I practice what any right-minded person would refer to as layman, armchair politics – ya’ know, the type to never get me invited to be part of any ANN7 political panel – and, as a result, my understanding of the current South African political landscape is as shitty as Madam Hoarse-Voice’s claim that she was suspended from the DA because she’s White (I mean really, what the fuck is wrong with this woman?). Anyway, because of how shitty my understanding of South African politics is, whenever something major happens in the country’s politics, I draw my inspiration for the analysis of such events from the grammatically incorrect and sometimes half-baked political analyses that I usually find myself perusing through on my Facebook timeline.
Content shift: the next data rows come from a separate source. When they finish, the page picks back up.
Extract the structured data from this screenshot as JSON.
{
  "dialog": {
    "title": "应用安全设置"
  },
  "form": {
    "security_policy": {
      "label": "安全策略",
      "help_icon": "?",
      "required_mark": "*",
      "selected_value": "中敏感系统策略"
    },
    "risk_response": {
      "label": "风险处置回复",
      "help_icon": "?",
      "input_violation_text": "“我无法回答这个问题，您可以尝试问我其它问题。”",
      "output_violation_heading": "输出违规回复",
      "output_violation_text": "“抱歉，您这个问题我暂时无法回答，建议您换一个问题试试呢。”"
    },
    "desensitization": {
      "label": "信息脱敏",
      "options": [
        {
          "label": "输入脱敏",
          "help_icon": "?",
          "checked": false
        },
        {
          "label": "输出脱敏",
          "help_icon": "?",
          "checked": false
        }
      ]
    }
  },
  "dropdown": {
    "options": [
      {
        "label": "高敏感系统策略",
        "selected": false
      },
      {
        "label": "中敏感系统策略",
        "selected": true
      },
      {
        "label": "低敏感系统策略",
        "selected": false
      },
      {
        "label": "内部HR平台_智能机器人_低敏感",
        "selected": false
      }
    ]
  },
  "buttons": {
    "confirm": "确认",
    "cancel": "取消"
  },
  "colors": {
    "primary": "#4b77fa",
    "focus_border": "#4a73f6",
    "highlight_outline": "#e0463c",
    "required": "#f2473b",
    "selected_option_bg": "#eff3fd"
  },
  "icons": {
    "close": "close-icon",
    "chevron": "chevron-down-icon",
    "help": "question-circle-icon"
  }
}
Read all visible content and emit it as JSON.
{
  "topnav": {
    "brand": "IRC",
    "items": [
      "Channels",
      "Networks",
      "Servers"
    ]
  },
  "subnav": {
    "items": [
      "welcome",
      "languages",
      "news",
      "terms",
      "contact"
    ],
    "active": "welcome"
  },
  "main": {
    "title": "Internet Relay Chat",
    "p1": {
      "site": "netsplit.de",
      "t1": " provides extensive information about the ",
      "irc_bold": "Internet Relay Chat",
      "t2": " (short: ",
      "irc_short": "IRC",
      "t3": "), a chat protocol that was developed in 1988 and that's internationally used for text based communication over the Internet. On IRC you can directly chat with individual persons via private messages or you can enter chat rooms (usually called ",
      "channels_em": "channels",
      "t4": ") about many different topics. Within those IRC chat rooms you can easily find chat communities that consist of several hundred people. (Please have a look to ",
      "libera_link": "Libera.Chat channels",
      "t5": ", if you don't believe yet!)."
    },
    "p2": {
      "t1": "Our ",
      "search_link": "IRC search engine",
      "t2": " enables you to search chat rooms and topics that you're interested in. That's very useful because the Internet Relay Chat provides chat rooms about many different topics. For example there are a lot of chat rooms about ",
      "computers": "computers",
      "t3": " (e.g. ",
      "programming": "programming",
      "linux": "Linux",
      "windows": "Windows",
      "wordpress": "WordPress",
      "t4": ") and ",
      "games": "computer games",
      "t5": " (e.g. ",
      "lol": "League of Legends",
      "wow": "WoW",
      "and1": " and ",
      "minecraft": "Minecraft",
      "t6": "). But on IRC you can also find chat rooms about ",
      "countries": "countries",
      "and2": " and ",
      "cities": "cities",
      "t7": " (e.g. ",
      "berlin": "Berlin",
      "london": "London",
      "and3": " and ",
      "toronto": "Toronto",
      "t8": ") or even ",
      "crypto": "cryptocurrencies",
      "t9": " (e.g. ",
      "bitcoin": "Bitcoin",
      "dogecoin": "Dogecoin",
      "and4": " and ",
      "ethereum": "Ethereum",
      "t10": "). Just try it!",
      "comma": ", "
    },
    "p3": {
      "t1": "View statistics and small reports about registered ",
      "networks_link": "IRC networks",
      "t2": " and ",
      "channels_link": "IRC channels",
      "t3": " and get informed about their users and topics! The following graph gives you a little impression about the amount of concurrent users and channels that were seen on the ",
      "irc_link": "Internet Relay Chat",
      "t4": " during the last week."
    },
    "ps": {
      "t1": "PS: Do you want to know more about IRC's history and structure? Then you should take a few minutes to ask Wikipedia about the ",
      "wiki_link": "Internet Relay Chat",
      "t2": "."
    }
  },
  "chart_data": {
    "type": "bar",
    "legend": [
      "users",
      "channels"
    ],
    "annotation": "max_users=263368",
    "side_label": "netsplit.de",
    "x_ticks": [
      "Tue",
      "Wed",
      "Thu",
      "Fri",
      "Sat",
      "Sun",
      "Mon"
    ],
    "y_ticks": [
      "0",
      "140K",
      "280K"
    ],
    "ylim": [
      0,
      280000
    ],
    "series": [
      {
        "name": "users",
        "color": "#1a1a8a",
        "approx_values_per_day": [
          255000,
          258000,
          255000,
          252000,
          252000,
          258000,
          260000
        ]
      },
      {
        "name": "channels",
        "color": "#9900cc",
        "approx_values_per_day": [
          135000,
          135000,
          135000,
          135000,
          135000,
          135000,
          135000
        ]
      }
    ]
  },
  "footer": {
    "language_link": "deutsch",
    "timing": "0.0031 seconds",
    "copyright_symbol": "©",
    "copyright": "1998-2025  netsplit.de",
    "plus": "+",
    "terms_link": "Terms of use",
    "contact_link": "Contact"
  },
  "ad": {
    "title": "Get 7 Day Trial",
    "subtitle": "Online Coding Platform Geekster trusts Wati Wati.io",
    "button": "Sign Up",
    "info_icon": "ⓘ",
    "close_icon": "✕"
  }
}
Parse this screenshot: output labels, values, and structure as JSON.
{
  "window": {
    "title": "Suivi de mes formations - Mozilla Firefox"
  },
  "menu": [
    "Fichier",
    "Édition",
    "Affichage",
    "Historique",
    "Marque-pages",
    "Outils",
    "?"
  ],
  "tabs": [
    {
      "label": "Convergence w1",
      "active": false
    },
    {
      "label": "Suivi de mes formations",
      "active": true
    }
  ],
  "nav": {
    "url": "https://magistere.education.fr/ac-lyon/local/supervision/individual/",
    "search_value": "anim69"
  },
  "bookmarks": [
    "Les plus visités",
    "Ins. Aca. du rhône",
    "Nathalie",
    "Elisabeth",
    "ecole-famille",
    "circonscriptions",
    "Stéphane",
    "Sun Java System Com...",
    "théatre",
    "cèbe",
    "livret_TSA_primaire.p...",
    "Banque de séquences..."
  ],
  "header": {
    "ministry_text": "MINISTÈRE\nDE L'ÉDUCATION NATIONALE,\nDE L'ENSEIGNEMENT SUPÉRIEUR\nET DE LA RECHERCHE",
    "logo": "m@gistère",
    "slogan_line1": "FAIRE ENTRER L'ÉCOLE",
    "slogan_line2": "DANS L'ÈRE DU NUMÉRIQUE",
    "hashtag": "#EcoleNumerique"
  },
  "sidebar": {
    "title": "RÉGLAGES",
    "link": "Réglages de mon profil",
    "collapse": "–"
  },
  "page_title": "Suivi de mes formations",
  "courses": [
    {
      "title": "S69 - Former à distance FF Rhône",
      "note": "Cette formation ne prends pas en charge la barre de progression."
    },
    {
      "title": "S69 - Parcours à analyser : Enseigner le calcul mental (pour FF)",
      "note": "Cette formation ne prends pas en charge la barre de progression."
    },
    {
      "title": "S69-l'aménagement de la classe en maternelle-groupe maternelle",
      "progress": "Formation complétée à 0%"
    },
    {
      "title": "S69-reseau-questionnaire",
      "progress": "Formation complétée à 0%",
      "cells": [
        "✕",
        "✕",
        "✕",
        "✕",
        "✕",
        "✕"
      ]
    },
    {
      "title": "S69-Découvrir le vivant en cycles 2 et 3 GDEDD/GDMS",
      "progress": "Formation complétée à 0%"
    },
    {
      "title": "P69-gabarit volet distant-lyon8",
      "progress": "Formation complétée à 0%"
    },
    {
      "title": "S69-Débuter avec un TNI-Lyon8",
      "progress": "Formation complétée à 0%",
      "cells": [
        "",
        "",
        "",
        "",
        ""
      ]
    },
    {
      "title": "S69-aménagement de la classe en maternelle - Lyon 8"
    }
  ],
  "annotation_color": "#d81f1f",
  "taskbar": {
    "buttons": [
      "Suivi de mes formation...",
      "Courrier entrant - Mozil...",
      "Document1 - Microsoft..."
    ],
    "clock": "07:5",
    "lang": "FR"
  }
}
Continue reading “When Malema Doesn’t Perform”

Mama Sobukwe: The Mother of Azania










Text: BlackHouse Kollective

Photographs: BlackHouse Kollective

“My mother is a very private person”. Dinilesizwe(bra Dini) Sobukwe – Robert Mangaliso Sobukwe’s eldest son – restrains our expectations in a sing-song deep-baritone voice that threatens to break into Barry White’s Acapella every time he opens his mouth. Continue reading “Mama Sobukwe: The Mother of Azania”

Zwelethu Mthethwa’s Dark Fall From Grace











Writer: Sfiso Atomza

Photograph: Pregnant woman blue: Inner views by Zwelethu Mthethwa

I never knew about Zwelethu Mthethwa, a South African Artist and now Murderer. He created socially engaged work, large-scale, gorgeous photographs of the marginalized citizens of his native South Africa, they spoke of him. His color-saturated portraits made no mistakes in capturing subjects like migrant workers and Christian missionaries, whose expression speak so much of a familiar story. Continue reading “Zwelethu Mthethwa’s Dark Fall From Grace”

We’re Done Talking To White People

fuck white

Writer: Xola Skosana

Photograph: Supplied

We should stop fooling ourselves, bending over backwards trying to explain ourselves to white people. We have done enough talking in this country, we have four Nobel Peace Laureates to prove our stupidity. We have written long winded speeches to impress upon whites that South Africa is an abnormal society.

Continue reading “We’re Done Talking To White People”

16 Shots

Photography: Musa N. Nxumalo

Writer: Percy Mabandu

SMAC Gallery is proud to present 16 Shots, Musa N. Nxumalo’s second solo exhibition with the gallery. This new body of work comprises sixteen photographic prints that continue the themes and focus of Nxumalo’s ongoing project, The Anthology of Youth.

Continue reading “16 Shots”

The Contested Legacies And Continued Erasure of Bantu Biko and Mangaliso Sobukwe After 94

Writer: Veli Mbele
Photograph: Supplied

The state ceremony that took place at uMgcina’s grave (Bantu Biko) recently, predictably ignited endless and emotionally-charged conversations, particularly within the Black Consciousness and Pan Afrikanist circles, with some going as far as describing what happened at Biko’s grave as a “disgrace” and “insult”, to both Biko and Mangaliso Sobukwe. For those who don’t know, there is a deeper and more painful context to these emotionally-charged and legitimate reactions. Continue reading “The Contested Legacies And Continued Erasure of Bantu Biko and Mangaliso Sobukwe After 94”

Blackness As A Permanent State of Nervousness


Text: Veli Mbele
Photograph: Supplied

Nothing best expresses the totalising-all-consuming-debilitating power of whiteness than the psychosis wherein statements by Blacks such as “we want our land back or “we must build Black power”- makes some Black people so nervous that they sometimes slide into self-induced depression (on behalf of the whites they know or love).

Continue reading “Blackness As A Permanent State of Nervousness”

Gwen Ngwenya & The Limitations of Neo-Liberal Selective Constitutionalism


Writer: Wanelisa Xaba
Photograph: Supplied

One of the consequences of challenging hegemonic Euro-Western white supremacist patriarchal canons in a colonial society are paternalistic views depicting one as a rogue or an empty vessel unable to engage ideologically. Living in occupied Azania where knowledge is centred on Euro-imperialist colonial hetero cisnormative ideals as the standard, renders white-supremacist defenders like Amanda/Gwen Ngwenya unable to engage with the content of decolonisation. Continue reading “Gwen Ngwenya & The Limitations of Neo-Liberal Selective Constitutionalism”